→ Given entries
== Segment start ==

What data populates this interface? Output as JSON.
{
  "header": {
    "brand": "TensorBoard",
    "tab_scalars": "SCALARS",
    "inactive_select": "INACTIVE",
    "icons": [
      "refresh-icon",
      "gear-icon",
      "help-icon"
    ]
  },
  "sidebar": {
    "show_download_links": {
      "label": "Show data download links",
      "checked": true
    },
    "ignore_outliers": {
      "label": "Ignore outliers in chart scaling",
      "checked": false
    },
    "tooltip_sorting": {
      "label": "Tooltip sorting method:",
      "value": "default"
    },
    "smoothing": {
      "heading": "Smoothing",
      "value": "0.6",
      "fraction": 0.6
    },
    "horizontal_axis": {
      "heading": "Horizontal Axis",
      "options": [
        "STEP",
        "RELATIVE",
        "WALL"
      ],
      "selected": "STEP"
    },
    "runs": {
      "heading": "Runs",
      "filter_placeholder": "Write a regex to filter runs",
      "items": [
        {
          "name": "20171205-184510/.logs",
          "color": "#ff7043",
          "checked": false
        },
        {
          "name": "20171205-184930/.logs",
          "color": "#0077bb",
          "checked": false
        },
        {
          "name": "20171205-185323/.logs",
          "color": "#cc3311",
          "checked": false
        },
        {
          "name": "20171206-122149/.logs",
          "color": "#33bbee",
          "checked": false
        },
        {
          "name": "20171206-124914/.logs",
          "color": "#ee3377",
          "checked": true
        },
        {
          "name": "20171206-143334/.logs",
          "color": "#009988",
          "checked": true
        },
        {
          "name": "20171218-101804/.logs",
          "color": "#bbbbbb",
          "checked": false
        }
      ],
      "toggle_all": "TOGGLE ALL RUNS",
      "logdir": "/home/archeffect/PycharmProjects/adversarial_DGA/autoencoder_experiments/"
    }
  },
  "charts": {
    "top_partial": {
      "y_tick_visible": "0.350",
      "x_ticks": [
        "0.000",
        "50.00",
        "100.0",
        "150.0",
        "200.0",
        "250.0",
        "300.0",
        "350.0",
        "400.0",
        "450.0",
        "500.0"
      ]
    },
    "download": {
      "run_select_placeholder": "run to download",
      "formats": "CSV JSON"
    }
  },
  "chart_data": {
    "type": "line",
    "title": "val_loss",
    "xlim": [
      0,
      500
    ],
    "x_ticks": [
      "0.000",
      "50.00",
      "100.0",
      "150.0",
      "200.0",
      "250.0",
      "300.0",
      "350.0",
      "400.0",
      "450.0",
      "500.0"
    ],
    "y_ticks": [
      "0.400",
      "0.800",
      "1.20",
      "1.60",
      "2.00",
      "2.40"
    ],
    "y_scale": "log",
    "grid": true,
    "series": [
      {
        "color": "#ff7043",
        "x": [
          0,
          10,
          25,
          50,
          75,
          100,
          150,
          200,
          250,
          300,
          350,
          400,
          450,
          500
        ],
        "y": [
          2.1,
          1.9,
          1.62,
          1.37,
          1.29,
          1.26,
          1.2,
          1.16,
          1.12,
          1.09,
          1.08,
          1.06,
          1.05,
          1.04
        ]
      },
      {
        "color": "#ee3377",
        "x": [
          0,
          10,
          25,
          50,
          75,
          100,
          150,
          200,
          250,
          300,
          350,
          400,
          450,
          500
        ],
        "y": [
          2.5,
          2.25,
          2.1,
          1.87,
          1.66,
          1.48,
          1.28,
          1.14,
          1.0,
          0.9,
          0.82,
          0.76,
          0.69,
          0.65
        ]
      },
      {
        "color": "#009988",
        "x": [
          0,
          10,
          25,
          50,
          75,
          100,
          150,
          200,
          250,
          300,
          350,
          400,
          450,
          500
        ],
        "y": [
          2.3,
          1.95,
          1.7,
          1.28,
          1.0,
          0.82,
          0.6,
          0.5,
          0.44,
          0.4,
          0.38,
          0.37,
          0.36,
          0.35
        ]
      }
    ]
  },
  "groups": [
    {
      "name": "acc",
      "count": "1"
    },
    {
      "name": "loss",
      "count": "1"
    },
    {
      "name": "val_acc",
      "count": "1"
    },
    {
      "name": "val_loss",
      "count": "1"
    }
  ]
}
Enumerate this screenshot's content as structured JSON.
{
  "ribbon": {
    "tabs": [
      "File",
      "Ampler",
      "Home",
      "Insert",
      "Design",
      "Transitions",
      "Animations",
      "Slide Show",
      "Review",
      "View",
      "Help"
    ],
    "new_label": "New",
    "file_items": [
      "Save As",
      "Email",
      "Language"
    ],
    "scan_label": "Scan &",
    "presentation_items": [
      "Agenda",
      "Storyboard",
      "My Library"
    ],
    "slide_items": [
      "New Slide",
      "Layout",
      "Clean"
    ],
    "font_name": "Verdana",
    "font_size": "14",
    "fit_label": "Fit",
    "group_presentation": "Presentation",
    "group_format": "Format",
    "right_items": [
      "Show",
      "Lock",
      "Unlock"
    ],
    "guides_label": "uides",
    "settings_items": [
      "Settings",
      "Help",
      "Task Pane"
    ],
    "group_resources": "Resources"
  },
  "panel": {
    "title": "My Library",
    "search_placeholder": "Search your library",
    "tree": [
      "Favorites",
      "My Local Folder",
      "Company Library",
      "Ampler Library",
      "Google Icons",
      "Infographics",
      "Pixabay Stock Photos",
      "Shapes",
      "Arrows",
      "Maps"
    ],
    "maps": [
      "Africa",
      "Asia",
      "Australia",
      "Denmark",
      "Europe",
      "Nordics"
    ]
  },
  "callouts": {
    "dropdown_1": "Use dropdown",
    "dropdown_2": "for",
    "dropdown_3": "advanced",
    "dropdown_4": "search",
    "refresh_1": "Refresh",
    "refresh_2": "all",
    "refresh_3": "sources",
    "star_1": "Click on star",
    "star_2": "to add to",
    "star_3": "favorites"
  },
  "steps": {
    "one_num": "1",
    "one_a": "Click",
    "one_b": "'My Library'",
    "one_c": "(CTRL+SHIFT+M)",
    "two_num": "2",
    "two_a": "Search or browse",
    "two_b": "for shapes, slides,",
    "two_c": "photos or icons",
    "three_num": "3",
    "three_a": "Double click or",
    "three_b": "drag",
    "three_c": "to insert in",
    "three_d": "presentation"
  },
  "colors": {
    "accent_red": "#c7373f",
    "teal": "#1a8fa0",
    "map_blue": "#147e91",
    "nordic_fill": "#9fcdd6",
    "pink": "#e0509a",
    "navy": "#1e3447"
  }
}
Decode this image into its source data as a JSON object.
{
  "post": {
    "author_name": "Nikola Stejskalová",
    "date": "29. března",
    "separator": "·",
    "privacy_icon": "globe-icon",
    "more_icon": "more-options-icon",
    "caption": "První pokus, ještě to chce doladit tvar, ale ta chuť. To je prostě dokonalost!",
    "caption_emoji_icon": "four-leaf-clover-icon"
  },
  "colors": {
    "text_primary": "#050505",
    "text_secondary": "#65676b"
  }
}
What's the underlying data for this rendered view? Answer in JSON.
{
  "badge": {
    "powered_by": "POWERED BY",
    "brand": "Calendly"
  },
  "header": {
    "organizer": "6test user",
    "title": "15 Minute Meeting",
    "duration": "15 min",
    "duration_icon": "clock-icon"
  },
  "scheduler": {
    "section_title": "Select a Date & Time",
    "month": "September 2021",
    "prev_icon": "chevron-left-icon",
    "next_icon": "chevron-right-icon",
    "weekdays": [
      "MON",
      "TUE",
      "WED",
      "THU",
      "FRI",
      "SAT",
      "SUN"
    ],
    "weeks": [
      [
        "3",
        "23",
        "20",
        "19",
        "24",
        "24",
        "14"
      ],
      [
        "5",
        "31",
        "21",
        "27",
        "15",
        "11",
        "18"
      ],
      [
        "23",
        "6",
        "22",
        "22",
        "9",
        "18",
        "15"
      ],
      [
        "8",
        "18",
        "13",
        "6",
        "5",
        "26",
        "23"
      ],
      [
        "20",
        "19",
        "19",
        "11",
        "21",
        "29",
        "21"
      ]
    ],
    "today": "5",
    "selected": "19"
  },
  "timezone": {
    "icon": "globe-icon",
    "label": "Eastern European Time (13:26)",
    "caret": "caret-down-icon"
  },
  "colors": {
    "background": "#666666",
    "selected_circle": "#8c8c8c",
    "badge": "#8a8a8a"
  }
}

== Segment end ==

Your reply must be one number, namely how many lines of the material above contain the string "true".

→ Solution for this task
4